Report every line of the records below that includes the string "Permite".
Start of INPUT MATERIAL
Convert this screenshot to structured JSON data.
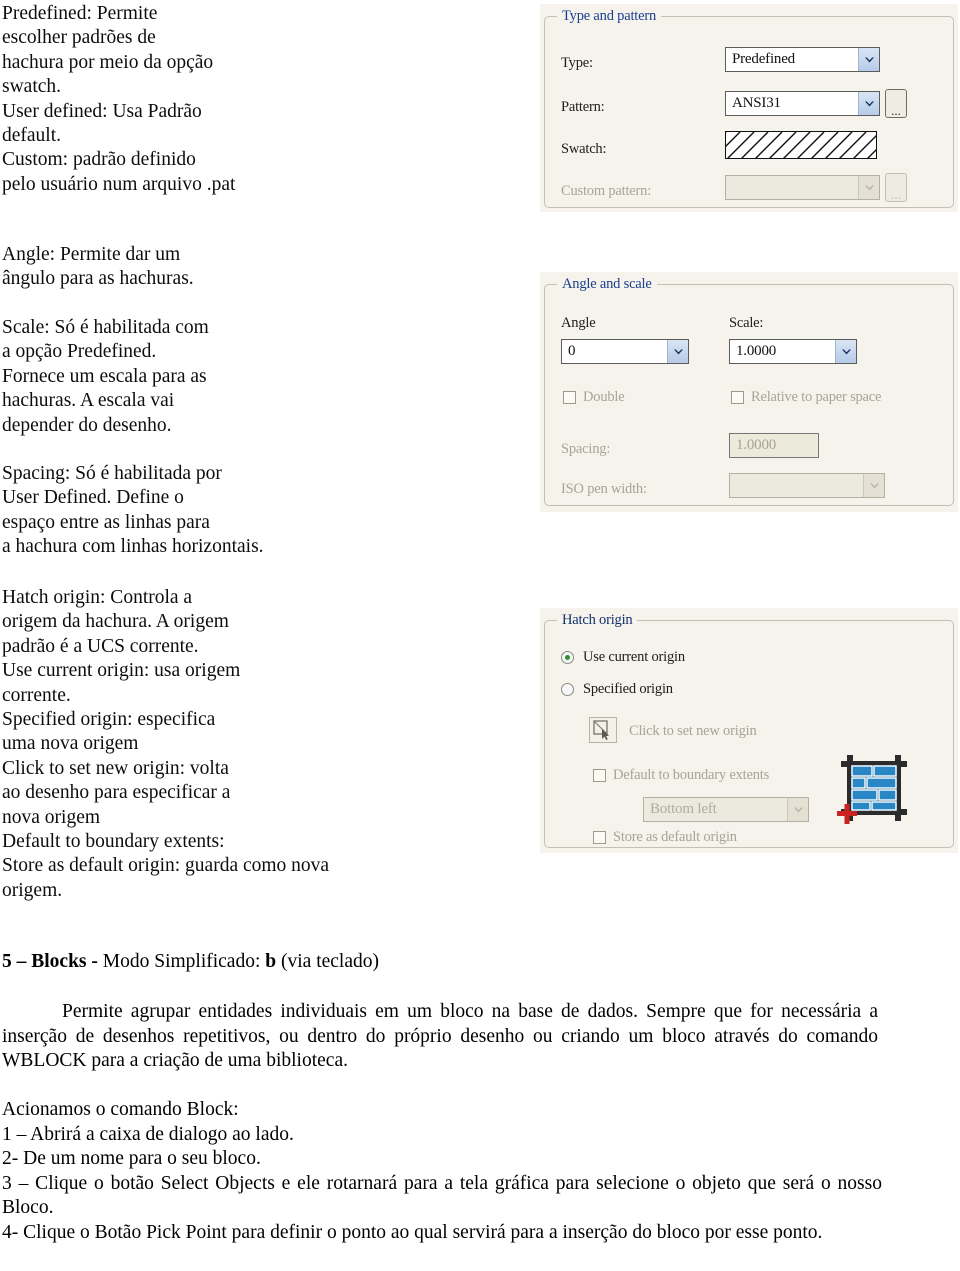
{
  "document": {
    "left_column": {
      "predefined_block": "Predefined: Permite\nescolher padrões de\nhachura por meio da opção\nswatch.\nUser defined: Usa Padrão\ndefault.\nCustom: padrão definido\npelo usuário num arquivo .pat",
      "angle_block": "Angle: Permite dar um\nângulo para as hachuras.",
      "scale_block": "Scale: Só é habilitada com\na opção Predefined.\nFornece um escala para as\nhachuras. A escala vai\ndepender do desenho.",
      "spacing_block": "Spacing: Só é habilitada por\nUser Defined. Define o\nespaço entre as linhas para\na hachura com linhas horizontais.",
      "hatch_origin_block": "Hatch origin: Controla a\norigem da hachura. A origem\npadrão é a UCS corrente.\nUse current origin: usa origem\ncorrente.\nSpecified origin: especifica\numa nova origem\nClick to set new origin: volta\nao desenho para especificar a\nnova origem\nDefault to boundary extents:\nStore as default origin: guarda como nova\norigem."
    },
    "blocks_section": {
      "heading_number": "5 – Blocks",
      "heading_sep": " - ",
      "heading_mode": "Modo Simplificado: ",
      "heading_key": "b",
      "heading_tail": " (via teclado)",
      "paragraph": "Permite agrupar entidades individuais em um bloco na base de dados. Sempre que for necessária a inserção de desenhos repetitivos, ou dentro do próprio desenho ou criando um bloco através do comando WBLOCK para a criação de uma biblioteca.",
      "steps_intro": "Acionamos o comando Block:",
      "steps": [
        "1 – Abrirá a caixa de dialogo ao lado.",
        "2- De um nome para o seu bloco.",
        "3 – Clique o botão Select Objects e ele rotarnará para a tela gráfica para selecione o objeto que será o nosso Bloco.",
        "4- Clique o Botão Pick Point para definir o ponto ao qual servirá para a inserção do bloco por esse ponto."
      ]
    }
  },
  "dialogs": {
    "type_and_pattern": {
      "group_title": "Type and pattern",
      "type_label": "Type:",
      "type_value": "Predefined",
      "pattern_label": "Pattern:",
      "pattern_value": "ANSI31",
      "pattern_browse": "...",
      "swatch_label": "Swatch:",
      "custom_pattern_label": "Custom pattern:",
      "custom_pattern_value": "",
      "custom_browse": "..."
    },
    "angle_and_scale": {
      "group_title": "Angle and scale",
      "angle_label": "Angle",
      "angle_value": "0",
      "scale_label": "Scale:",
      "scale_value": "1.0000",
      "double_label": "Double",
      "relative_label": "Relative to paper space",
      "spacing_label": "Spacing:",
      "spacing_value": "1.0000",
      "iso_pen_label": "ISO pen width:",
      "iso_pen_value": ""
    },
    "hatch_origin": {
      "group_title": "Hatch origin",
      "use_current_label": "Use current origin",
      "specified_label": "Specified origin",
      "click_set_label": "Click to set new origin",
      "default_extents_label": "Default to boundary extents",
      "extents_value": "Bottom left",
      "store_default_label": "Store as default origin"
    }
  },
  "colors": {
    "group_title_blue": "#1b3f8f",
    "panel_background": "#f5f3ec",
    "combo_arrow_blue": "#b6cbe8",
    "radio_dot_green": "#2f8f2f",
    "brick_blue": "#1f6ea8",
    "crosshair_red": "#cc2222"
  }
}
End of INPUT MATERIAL
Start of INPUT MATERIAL
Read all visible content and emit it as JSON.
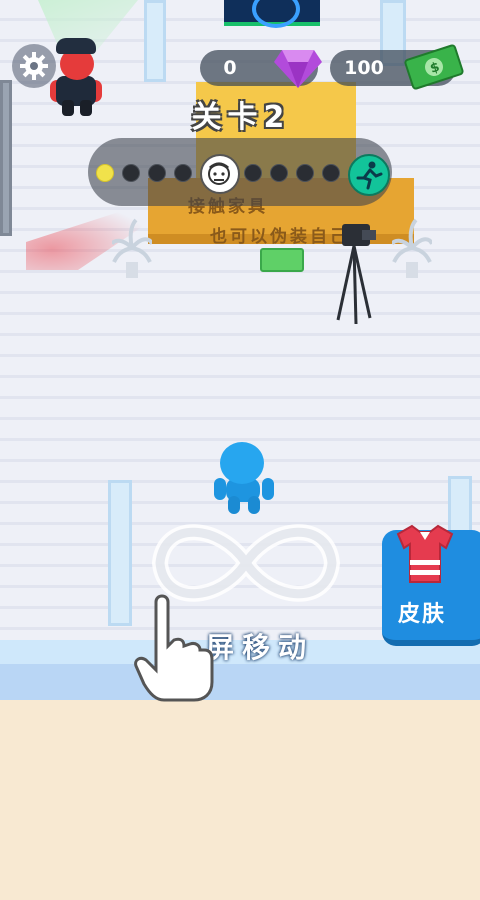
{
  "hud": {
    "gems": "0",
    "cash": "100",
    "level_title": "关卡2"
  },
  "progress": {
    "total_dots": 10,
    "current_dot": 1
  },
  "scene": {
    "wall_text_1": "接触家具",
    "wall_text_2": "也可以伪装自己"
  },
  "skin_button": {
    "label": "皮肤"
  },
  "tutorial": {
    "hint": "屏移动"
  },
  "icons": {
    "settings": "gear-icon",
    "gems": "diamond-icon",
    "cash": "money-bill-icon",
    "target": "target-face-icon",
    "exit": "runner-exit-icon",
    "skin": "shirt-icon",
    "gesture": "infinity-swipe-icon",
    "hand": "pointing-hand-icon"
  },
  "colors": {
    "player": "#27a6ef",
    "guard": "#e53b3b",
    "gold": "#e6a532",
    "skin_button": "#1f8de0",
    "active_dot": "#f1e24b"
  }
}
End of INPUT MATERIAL
TASK SOLUTION |
      "predefined_block": "Predefined: Permite\nescolher padrões de\nhachura por meio da opção\nswatch.\nUser defined: Usa Padrão\ndefault.\nCustom: padrão definido\npelo usuário num arquivo .pat",
      "angle_block": "Angle: Permite dar um\nângulo para as hachuras.",
      "paragraph": "Permite agrupar entidades individuais em um bloco na base de dados. Sempre que for necessária a inserção de desenhos repetitivos, ou dentro do próprio desenho ou criando um bloco através do comando WBLOCK para a criação de uma biblioteca.",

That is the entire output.